The stock market is taking another major hit today after consumer confidence numbers came in well below expectations. The Conference Board, which measures the monthly consumer confidence number, reports that June’s number fell to 50.4%, down from 57% in May. Big investors had been anticipating consumer confidence numbers in the 56% or 57% range.
But those are just numbers – the real questions what are they telling us? And what does that mean for the technology sector.
The answer to the first question is easy. Americans are absolutely terrified about rising energy prices. With the cost of everything from gasoline to corn to computer parts impacted by skyrocketing oil prices, consumers’ pocketbooks are taking a major hit, and subsequently, so are the bottom lines of U.S. companies.
I keep hearing rumors about an energy bubble that’s about to break, bringing oil prices down from their highs of about $135 a barrel. The thinking is that the U.S. Congress might impose restrictions on oil speculators (which proponents say will cut oil prices in half in 30 days, which I doubt) and that Americans will impose their will on Democrats who stand in the way of drilling for oil domestically. That move I like – sending our money to Saudi Arabia or Russia for oil is insane – it’s devalued our own dollar and made us dependent on overseas governments – not all them stable. Producing our own oil like the Chinese, Russians, and even Canadians do would send a blunt message to oil importers that their days of energy supremacy are numbered, and that to compete with an American producing a good portion of its energy needs, worldwide oil prices would have to come down.
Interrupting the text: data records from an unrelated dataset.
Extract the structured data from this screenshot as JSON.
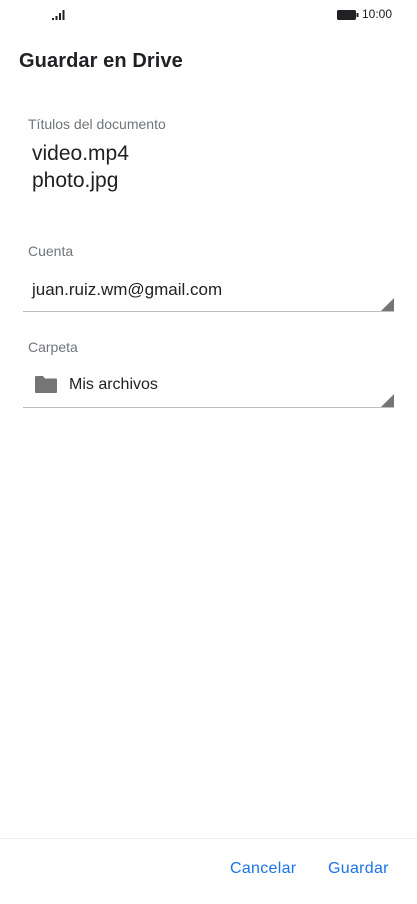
{
  "status_bar": {
    "time": "10:00",
    "signal_icon": "signal-bars-icon",
    "battery_icon": "battery-icon"
  },
  "header": {
    "title": "Guardar en Drive"
  },
  "form": {
    "document_titles_label": "Títulos del documento",
    "document_titles": [
      "video.mp4",
      "photo.jpg"
    ],
    "account_label": "Cuenta",
    "account_value": "juan.ruiz.wm@gmail.com",
    "folder_label": "Carpeta",
    "folder_value": "Mis archivos",
    "folder_icon": "folder-icon"
  },
  "actions": {
    "cancel_label": "Cancelar",
    "save_label": "Guardar"
  },
  "colors": {
    "accent": "#1a73e8",
    "text_primary": "#202124",
    "text_secondary": "#70757a",
    "icon_gray": "#757575"
  }
}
Simultaneously, we could have our best technology minds working on commercially viable forms of alternative energy, including nuclear power, which seems to satisfy the energy needs of progressive countries like France and Germany with no negative safety issues.
Ironically, with all this doom-and-gloom consumer sentiment going on, there are emerging signs that the technology sector is actually in robust health. In a report rolled out this week, the American Electronics Association found 51 of the top 60 U.S. cybercities — those with the most technology workers — added high-tech jobs in 2006, and are at the top of the list in adding new jobs in 2008. The report also found the average technology industry wage was 87 percent higher than the average private sector salary.
According to the Associations web site, members of the American Electronics Association include Apple Inc., Microsoft Corp., Google Inc., Intel Corp. and Yahoo Inc.
While critics point out that most of the study’s data comes from 2006 and 2007 – years that weren’t as tough economically as 2008, the association’s leadership begs to differ.
Says Christopher Hansen, president and chief executive of the trade group, "The tech sector is not laying people off. If anything, the industry is having trouble getting enough people with the right credentials."
The study shows that the same consumers who are expressing doubts about the economy are – if they work in the tech industry – in bigger demand than ever. That’s especially true in our nation’s biggest cities.
Consider these findings from the report . . .
- Seattle led the nation in technology job growth in 2006, adding 7,800 positions.
- The New York metropolitan area had the most high-tech employees in 2006 with 316,500; followed by San Jose, Calif., in the heart of Silicon Valley, with 225,300 tech workers; and Boston with 191,700.
- Silicon Valley had the nation's highest concentration of high-tech workers with 286 industry employees for every 1,000 private sector workers.
- The Washington, D.C., region led the nation in technology job growth between 2001 and 2006, adding 7,500 workers.
No, it’s not a perfect jobs climate in the technology market. But it is a solid one. It may take some time, but consumers will pick up the pieces and spend again. That will happen sooner if the U.S. develops a smarter energy plan, and if industries like high technology keep hiring at their present pace.